Start of ENTRIES PROVIDED

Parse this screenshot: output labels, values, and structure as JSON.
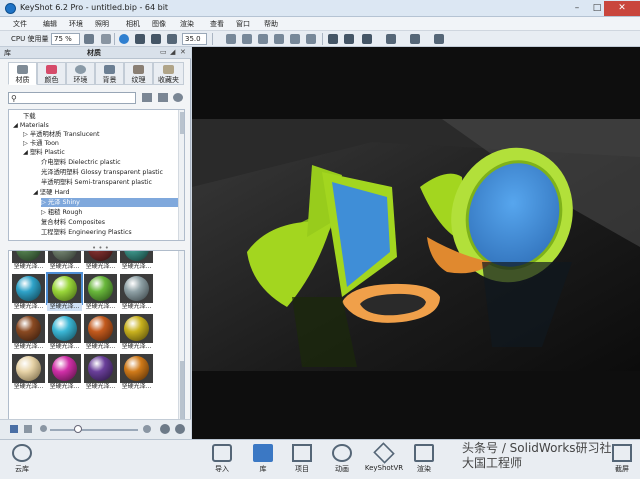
{
  "window": {
    "title": "KeyShot 6.2 Pro  -  untitled.bip  -  64 bit",
    "min": "–",
    "max": "□",
    "close": "✕"
  },
  "menu": [
    "文件",
    "编辑",
    "环境",
    "照明",
    "相机",
    "图像",
    "渲染",
    "查看",
    "窗口",
    "帮助"
  ],
  "toolbar": {
    "cpu_label": "CPU 使用量",
    "cpu_value": "75 %",
    "zoom_value": "35.0"
  },
  "panel": {
    "library_label": "库",
    "materials_label": "材质",
    "header_buttons": [
      "▭",
      "◢",
      "✕"
    ],
    "tabs": [
      {
        "label": "材质",
        "active": true,
        "color": "#7f8b96"
      },
      {
        "label": "颜色",
        "active": false,
        "color": "#d64b6a"
      },
      {
        "label": "环境",
        "active": false,
        "color": "#8a9aa7"
      },
      {
        "label": "背景",
        "active": false,
        "color": "#6c7f93"
      },
      {
        "label": "纹理",
        "active": false,
        "color": "#8a7f74"
      },
      {
        "label": "收藏夹",
        "active": false,
        "color": "#b0a488"
      }
    ],
    "search": {
      "value": "",
      "icon": "magnifier-icon"
    },
    "tree": [
      {
        "label": "下载",
        "indent": 0,
        "arrow": ""
      },
      {
        "label": "Materials",
        "indent": 0,
        "arrow": "◢"
      },
      {
        "label": "半透明材质 Translucent",
        "indent": 1,
        "arrow": "▷"
      },
      {
        "label": "卡通 Toon",
        "indent": 1,
        "arrow": "▷"
      },
      {
        "label": "塑料 Plastic",
        "indent": 1,
        "arrow": "◢"
      },
      {
        "label": "介电塑料 Dielectric plastic",
        "indent": 2,
        "arrow": ""
      },
      {
        "label": "光泽透明塑料 Glossy transparent plastic",
        "indent": 2,
        "arrow": ""
      },
      {
        "label": "半透明塑料 Semi-transparent plastic",
        "indent": 2,
        "arrow": ""
      },
      {
        "label": "坚硬 Hard",
        "indent": 2,
        "arrow": "◢"
      },
      {
        "label": "光泽 Shiny",
        "indent": 3,
        "arrow": "▷",
        "selected": true
      },
      {
        "label": "粗糙 Rough",
        "indent": 3,
        "arrow": "▷"
      },
      {
        "label": "复合材料 Composites",
        "indent": 1,
        "arrow": ""
      },
      {
        "label": "工程塑料 Engineering Plastics",
        "indent": 1,
        "arrow": ""
      }
    ],
    "splitter": "• • •",
    "swatch_label": "坚硬光泽...",
    "swatches": [
      {
        "color": "#4f7a4b",
        "selected": false
      },
      {
        "color": "#6d7d6a",
        "selected": false
      },
      {
        "color": "#7b2d2d",
        "selected": false
      },
      {
        "color": "#3a8f84",
        "selected": false
      },
      {
        "color": "#2fa3c9",
        "selected": false
      },
      {
        "color": "#9ad73a",
        "selected": true
      },
      {
        "color": "#69b83b",
        "selected": false
      },
      {
        "color": "#8fa1a6",
        "selected": false
      },
      {
        "color": "#8a4a22",
        "selected": false
      },
      {
        "color": "#3bb7d6",
        "selected": false
      },
      {
        "color": "#c35a1d",
        "selected": false
      },
      {
        "color": "#c9b21e",
        "selected": false
      },
      {
        "color": "#e7d3a7",
        "selected": false
      },
      {
        "color": "#d12fa8",
        "selected": false
      },
      {
        "color": "#6a3f9a",
        "selected": false
      },
      {
        "color": "#d07a19",
        "selected": false
      }
    ]
  },
  "scene": {
    "bg": "#141414",
    "green": "#a3d61f",
    "blue": "#3f8ed7",
    "orange": "#f0a04a"
  },
  "bottombar": [
    {
      "label": "云库",
      "icon": "cloud-library-icon"
    },
    {
      "label": "导入",
      "icon": "import-icon"
    },
    {
      "label": "库",
      "icon": "book-icon"
    },
    {
      "label": "项目",
      "icon": "project-icon"
    },
    {
      "label": "动画",
      "icon": "animation-play-icon"
    },
    {
      "label": "KeyShotVR",
      "icon": "cube-icon"
    },
    {
      "label": "渲染",
      "icon": "render-icon"
    }
  ],
  "watermark": {
    "line1": "头条号 / SolidWorks研习社",
    "line2": "大国工程师"
  },
  "bottom_right_label": "截屏"
}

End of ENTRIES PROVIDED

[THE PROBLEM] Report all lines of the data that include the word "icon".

[ANSWER AREA]
      "icon": "magnifier-icon"
      "icon": "cloud-library-icon"
      "icon": "import-icon"
      "icon": "book-icon"
      "icon": "project-icon"
      "icon": "animation-play-icon"
      "icon": "cube-icon"
      "icon": "render-icon"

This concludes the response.